• Problem statement: Give back all the data below exactly as it is shown.

Collection entries

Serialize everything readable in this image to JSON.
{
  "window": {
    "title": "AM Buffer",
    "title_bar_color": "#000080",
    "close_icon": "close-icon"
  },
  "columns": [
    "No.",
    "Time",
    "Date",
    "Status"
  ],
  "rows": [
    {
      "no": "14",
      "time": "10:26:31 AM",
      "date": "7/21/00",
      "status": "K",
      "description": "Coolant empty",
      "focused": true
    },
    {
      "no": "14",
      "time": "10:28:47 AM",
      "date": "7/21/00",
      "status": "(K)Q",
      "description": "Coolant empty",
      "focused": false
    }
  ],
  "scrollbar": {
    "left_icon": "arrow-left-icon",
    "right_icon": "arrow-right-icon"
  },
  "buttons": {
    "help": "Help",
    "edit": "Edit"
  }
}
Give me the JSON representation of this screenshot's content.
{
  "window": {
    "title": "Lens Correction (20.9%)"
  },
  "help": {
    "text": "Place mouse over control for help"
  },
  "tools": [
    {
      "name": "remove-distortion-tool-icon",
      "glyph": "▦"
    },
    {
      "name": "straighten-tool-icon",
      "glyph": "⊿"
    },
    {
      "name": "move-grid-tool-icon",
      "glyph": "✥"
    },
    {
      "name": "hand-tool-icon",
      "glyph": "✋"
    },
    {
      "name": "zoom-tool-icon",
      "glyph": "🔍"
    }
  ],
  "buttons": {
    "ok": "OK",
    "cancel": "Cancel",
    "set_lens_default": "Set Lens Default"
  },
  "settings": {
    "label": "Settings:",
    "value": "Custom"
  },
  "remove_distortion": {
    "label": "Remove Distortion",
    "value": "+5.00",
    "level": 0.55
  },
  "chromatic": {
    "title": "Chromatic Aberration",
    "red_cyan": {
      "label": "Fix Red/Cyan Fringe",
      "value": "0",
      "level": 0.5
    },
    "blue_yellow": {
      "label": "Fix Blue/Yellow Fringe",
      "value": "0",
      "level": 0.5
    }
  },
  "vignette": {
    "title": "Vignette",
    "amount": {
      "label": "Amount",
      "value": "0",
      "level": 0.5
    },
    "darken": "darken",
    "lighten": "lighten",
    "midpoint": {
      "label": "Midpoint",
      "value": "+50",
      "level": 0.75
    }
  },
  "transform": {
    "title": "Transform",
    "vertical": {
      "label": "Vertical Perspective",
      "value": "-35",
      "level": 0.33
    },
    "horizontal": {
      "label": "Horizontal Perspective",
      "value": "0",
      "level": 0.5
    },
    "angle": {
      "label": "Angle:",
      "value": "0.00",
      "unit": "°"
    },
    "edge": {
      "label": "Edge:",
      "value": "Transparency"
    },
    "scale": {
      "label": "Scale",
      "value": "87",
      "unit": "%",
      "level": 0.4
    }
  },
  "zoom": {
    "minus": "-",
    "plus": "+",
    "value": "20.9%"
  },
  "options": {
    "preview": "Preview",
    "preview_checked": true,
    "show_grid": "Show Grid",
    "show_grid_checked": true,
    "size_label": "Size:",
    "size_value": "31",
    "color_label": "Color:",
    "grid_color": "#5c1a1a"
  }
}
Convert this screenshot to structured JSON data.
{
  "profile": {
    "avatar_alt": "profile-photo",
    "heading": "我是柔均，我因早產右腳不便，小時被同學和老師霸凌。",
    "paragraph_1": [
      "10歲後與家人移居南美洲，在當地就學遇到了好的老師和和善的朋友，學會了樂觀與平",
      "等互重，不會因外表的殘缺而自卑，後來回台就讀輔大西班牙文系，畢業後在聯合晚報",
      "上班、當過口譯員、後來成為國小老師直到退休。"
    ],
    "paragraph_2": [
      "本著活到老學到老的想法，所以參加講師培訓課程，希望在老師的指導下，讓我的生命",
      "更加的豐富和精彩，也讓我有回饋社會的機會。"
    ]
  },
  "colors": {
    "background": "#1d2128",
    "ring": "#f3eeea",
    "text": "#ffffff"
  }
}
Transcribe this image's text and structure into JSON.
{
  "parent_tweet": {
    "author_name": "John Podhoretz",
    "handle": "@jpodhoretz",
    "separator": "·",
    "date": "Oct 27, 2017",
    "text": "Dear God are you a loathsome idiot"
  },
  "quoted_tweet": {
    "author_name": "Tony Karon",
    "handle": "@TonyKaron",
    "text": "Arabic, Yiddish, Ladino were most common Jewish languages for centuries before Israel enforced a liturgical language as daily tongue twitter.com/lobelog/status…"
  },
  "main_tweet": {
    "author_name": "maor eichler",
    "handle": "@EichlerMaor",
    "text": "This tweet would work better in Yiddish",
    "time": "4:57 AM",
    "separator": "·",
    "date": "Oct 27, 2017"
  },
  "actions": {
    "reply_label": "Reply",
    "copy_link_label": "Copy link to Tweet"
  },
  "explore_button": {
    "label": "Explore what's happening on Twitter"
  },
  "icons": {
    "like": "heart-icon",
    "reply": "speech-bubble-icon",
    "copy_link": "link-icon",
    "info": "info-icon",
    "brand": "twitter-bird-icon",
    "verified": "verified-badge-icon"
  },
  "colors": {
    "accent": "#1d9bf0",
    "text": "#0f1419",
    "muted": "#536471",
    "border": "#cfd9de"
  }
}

• Solution to this task:
Serialize everything readable in this image to JSON.
{
  "window": {
    "title": "AM Buffer",
    "title_bar_color": "#000080",
    "close_icon": "close-icon"
  },
  "columns": [
    "No.",
    "Time",
    "Date",
    "Status"
  ],
  "rows": [
    {
      "no": "14",
      "time": "10:26:31 AM",
      "date": "7/21/00",
      "status": "K",
      "description": "Coolant empty",
      "focused": true
    },
    {
      "no": "14",
      "time": "10:28:47 AM",
      "date": "7/21/00",
      "status": "(K)Q",
      "description": "Coolant empty",
      "focused": false
    }
  ],
  "scrollbar": {
    "left_icon": "arrow-left-icon",
    "right_icon": "arrow-right-icon"
  },
  "buttons": {
    "help": "Help",
    "edit": "Edit"
  }
}
Give me the JSON representation of this screenshot's content.
{
  "window": {
    "title": "Lens Correction (20.9%)"
  },
  "help": {
    "text": "Place mouse over control for help"
  },
  "tools": [
    {
      "name": "remove-distortion-tool-icon",
      "glyph": "▦"
    },
    {
      "name": "straighten-tool-icon",
      "glyph": "⊿"
    },
    {
      "name": "move-grid-tool-icon",
      "glyph": "✥"
    },
    {
      "name": "hand-tool-icon",
      "glyph": "✋"
    },
    {
      "name": "zoom-tool-icon",
      "glyph": "🔍"
    }
  ],
  "buttons": {
    "ok": "OK",
    "cancel": "Cancel",
    "set_lens_default": "Set Lens Default"
  },
  "settings": {
    "label": "Settings:",
    "value": "Custom"
  },
  "remove_distortion": {
    "label": "Remove Distortion",
    "value": "+5.00",
    "level": 0.55
  },
  "chromatic": {
    "title": "Chromatic Aberration",
    "red_cyan": {
      "label": "Fix Red/Cyan Fringe",
      "value": "0",
      "level": 0.5
    },
    "blue_yellow": {
      "label": "Fix Blue/Yellow Fringe",
      "value": "0",
      "level": 0.5
    }
  },
  "vignette": {
    "title": "Vignette",
    "amount": {
      "label": "Amount",
      "value": "0",
      "level": 0.5
    },
    "darken": "darken",
    "lighten": "lighten",
    "midpoint": {
      "label": "Midpoint",
      "value": "+50",
      "level": 0.75
    }
  },
  "transform": {
    "title": "Transform",
    "vertical": {
      "label": "Vertical Perspective",
      "value": "-35",
      "level": 0.33
    },
    "horizontal": {
      "label": "Horizontal Perspective",
      "value": "0",
      "level": 0.5
    },
    "angle": {
      "label": "Angle:",
      "value": "0.00",
      "unit": "°"
    },
    "edge": {
      "label": "Edge:",
      "value": "Transparency"
    },
    "scale": {
      "label": "Scale",
      "value": "87",
      "unit": "%",
      "level": 0.4
    }
  },
  "zoom": {
    "minus": "-",
    "plus": "+",
    "value": "20.9%"
  },
  "options": {
    "preview": "Preview",
    "preview_checked": true,
    "show_grid": "Show Grid",
    "show_grid_checked": true,
    "size_label": "Size:",
    "size_value": "31",
    "color_label": "Color:",
    "grid_color": "#5c1a1a"
  }
}
Convert this screenshot to structured JSON data.
{
  "profile": {
    "avatar_alt": "profile-photo",
    "heading": "我是柔均，我因早產右腳不便，小時被同學和老師霸凌。",
    "paragraph_1": [
      "10歲後與家人移居南美洲，在當地就學遇到了好的老師和和善的朋友，學會了樂觀與平",
      "等互重，不會因外表的殘缺而自卑，後來回台就讀輔大西班牙文系，畢業後在聯合晚報",
      "上班、當過口譯員、後來成為國小老師直到退休。"
    ],
    "paragraph_2": [
      "本著活到老學到老的想法，所以參加講師培訓課程，希望在老師的指導下，讓我的生命",
      "更加的豐富和精彩，也讓我有回饋社會的機會。"
    ]
  },
  "colors": {
    "background": "#1d2128",
    "ring": "#f3eeea",
    "text": "#ffffff"
  }
}
Transcribe this image's text and structure into JSON.
{
  "parent_tweet": {
    "author_name": "John Podhoretz",
    "handle": "@jpodhoretz",
    "separator": "·",
    "date": "Oct 27, 2017",
    "text": "Dear God are you a loathsome idiot"
  },
  "quoted_tweet": {
    "author_name": "Tony Karon",
    "handle": "@TonyKaron",
    "text": "Arabic, Yiddish, Ladino were most common Jewish languages for centuries before Israel enforced a liturgical language as daily tongue twitter.com/lobelog/status…"
  },
  "main_tweet": {
    "author_name": "maor eichler",
    "handle": "@EichlerMaor",
    "text": "This tweet would work better in Yiddish",
    "time": "4:57 AM",
    "separator": "·",
    "date": "Oct 27, 2017"
  },
  "actions": {
    "reply_label": "Reply",
    "copy_link_label": "Copy link to Tweet"
  },
  "explore_button": {
    "label": "Explore what's happening on Twitter"
  },
  "icons": {
    "like": "heart-icon",
    "reply": "speech-bubble-icon",
    "copy_link": "link-icon",
    "info": "info-icon",
    "brand": "twitter-bird-icon",
    "verified": "verified-badge-icon"
  },
  "colors": {
    "accent": "#1d9bf0",
    "text": "#0f1419",
    "muted": "#536471",
    "border": "#cfd9de"
  }
}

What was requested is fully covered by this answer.